(Collected data entries)
******************************
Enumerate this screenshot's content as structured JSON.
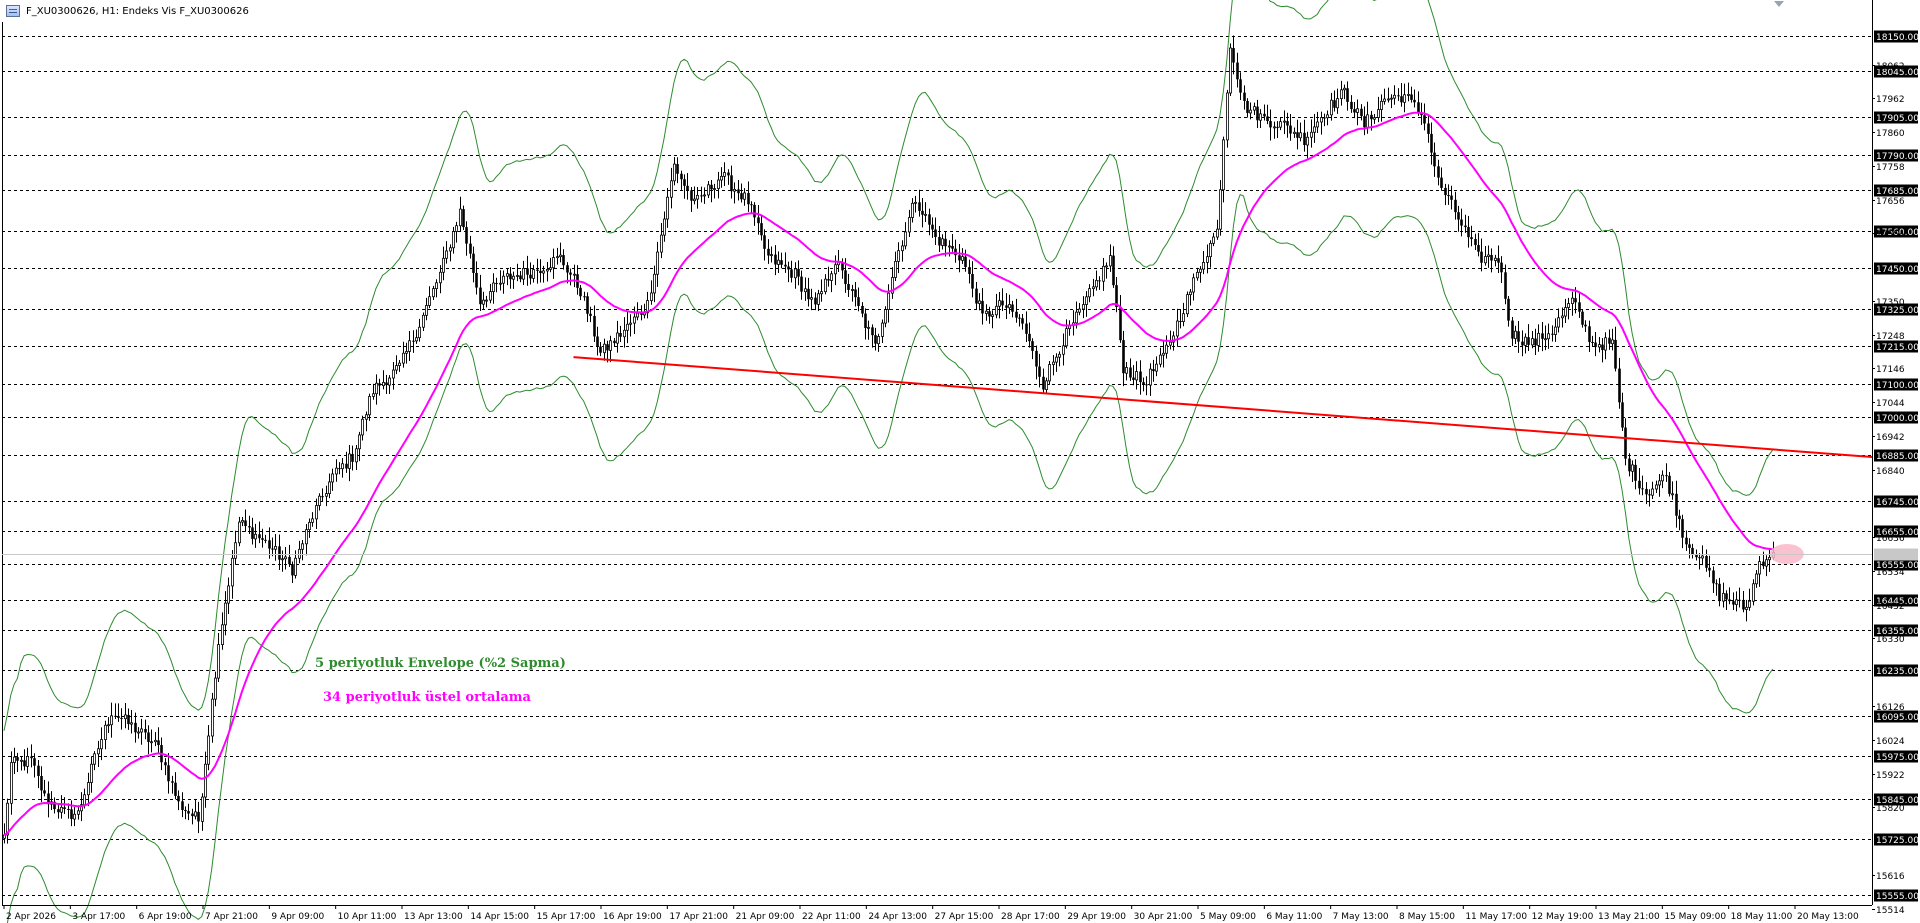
{
  "window": {
    "title": "F_XU0300626, H1:  Endeks Vis F_XU0300626"
  },
  "colors": {
    "candle": "#000000",
    "envelope": "#2e8b2e",
    "ema": "#ff00ff",
    "trendline": "#ff0000",
    "level_line": "#000000",
    "price_tag_bg": "#000000",
    "highlight": "#f9b7c9"
  },
  "annotations": {
    "envelope_label": "5 periyotluk Envelope (%2 Sapma)",
    "ema_label": "34 periyotluk üstel ortalama"
  },
  "chart_data": {
    "type": "candlestick",
    "symbol": "F_XU0300626",
    "timeframe": "H1",
    "ylim": [
      15460,
      18230
    ],
    "grid": false,
    "price_axis_ticks": [
      "18062",
      "17962",
      "17860",
      "17758",
      "17656",
      "17554",
      "17350",
      "17248",
      "17146",
      "17044",
      "16942",
      "16840",
      "16636",
      "16534",
      "16432",
      "16330",
      "16126",
      "16024",
      "15922",
      "15820",
      "15616",
      "15514"
    ],
    "level_lines": [
      18150,
      18045,
      17905,
      17790,
      17685,
      17560,
      17450,
      17325,
      17215,
      17100,
      17000,
      16885,
      16745,
      16655,
      16555,
      16445,
      16355,
      16235,
      16095,
      15975,
      15845,
      15725,
      15555
    ],
    "level_labels": [
      "18150.00",
      "18045.00",
      "17905.00",
      "17790.00",
      "17685.00",
      "17560.00",
      "17450.00",
      "17325.00",
      "17215.00",
      "17100.00",
      "17000.00",
      "16885.00",
      "16745.00",
      "16655.00",
      "16555.00",
      "16445.00",
      "16355.00",
      "16235.00",
      "16095.00",
      "15975.00",
      "15845.00",
      "15725.00",
      "15555.00"
    ],
    "current_price": 16585,
    "x_labels": [
      "2 Apr 2026",
      "3 Apr 17:00",
      "6 Apr 19:00",
      "7 Apr 21:00",
      "9 Apr 09:00",
      "10 Apr 11:00",
      "13 Apr 13:00",
      "14 Apr 15:00",
      "15 Apr 17:00",
      "16 Apr 19:00",
      "17 Apr 21:00",
      "21 Apr 09:00",
      "22 Apr 11:00",
      "24 Apr 13:00",
      "27 Apr 15:00",
      "28 Apr 17:00",
      "29 Apr 19:00",
      "30 Apr 21:00",
      "5 May 09:00",
      "6 May 11:00",
      "7 May 13:00",
      "8 May 15:00",
      "11 May 17:00",
      "12 May 19:00",
      "13 May 21:00",
      "15 May 09:00",
      "18 May 11:00",
      "20 May 13:00"
    ],
    "close_anchors": [
      [
        0,
        15730
      ],
      [
        2,
        15950
      ],
      [
        8,
        15960
      ],
      [
        12,
        15850
      ],
      [
        18,
        15800
      ],
      [
        22,
        15800
      ],
      [
        28,
        16000
      ],
      [
        32,
        16110
      ],
      [
        40,
        16050
      ],
      [
        46,
        16000
      ],
      [
        52,
        15830
      ],
      [
        58,
        15780
      ],
      [
        64,
        16320
      ],
      [
        70,
        16680
      ],
      [
        78,
        16620
      ],
      [
        86,
        16540
      ],
      [
        92,
        16700
      ],
      [
        98,
        16820
      ],
      [
        104,
        16880
      ],
      [
        110,
        17080
      ],
      [
        118,
        17150
      ],
      [
        124,
        17280
      ],
      [
        130,
        17430
      ],
      [
        136,
        17620
      ],
      [
        142,
        17350
      ],
      [
        150,
        17420
      ],
      [
        158,
        17440
      ],
      [
        166,
        17480
      ],
      [
        172,
        17380
      ],
      [
        178,
        17190
      ],
      [
        186,
        17270
      ],
      [
        192,
        17340
      ],
      [
        200,
        17760
      ],
      [
        206,
        17640
      ],
      [
        214,
        17730
      ],
      [
        222,
        17650
      ],
      [
        228,
        17480
      ],
      [
        236,
        17430
      ],
      [
        242,
        17330
      ],
      [
        248,
        17470
      ],
      [
        254,
        17350
      ],
      [
        260,
        17210
      ],
      [
        266,
        17470
      ],
      [
        272,
        17660
      ],
      [
        278,
        17540
      ],
      [
        286,
        17480
      ],
      [
        292,
        17300
      ],
      [
        298,
        17340
      ],
      [
        304,
        17280
      ],
      [
        310,
        17100
      ],
      [
        316,
        17230
      ],
      [
        322,
        17330
      ],
      [
        330,
        17480
      ],
      [
        334,
        17150
      ],
      [
        340,
        17100
      ],
      [
        346,
        17180
      ],
      [
        352,
        17330
      ],
      [
        358,
        17480
      ],
      [
        362,
        17560
      ],
      [
        366,
        18130
      ],
      [
        370,
        17940
      ],
      [
        376,
        17900
      ],
      [
        382,
        17880
      ],
      [
        388,
        17840
      ],
      [
        394,
        17920
      ],
      [
        400,
        17980
      ],
      [
        406,
        17880
      ],
      [
        412,
        17960
      ],
      [
        418,
        17970
      ],
      [
        424,
        17900
      ],
      [
        428,
        17710
      ],
      [
        434,
        17600
      ],
      [
        440,
        17480
      ],
      [
        446,
        17480
      ],
      [
        450,
        17250
      ],
      [
        456,
        17220
      ],
      [
        462,
        17260
      ],
      [
        468,
        17350
      ],
      [
        474,
        17220
      ],
      [
        480,
        17220
      ],
      [
        484,
        16870
      ],
      [
        490,
        16770
      ],
      [
        496,
        16820
      ],
      [
        502,
        16620
      ],
      [
        506,
        16580
      ],
      [
        512,
        16460
      ],
      [
        520,
        16420
      ],
      [
        524,
        16560
      ],
      [
        528,
        16590
      ]
    ],
    "trendline": {
      "start": {
        "bar": 170,
        "price": 17180
      },
      "end": {
        "bar": 560,
        "price": 16878
      }
    },
    "indicators": [
      {
        "type": "envelope",
        "period": 5,
        "deviation_pct": 2
      },
      {
        "type": "ema",
        "period": 34
      }
    ]
  }
}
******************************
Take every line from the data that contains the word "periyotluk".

*TASK SOLUTION:*
    "envelope_label": "5 periyotluk Envelope (%2 Sapma)",
    "ema_label": "34 periyotluk üstel ortalama"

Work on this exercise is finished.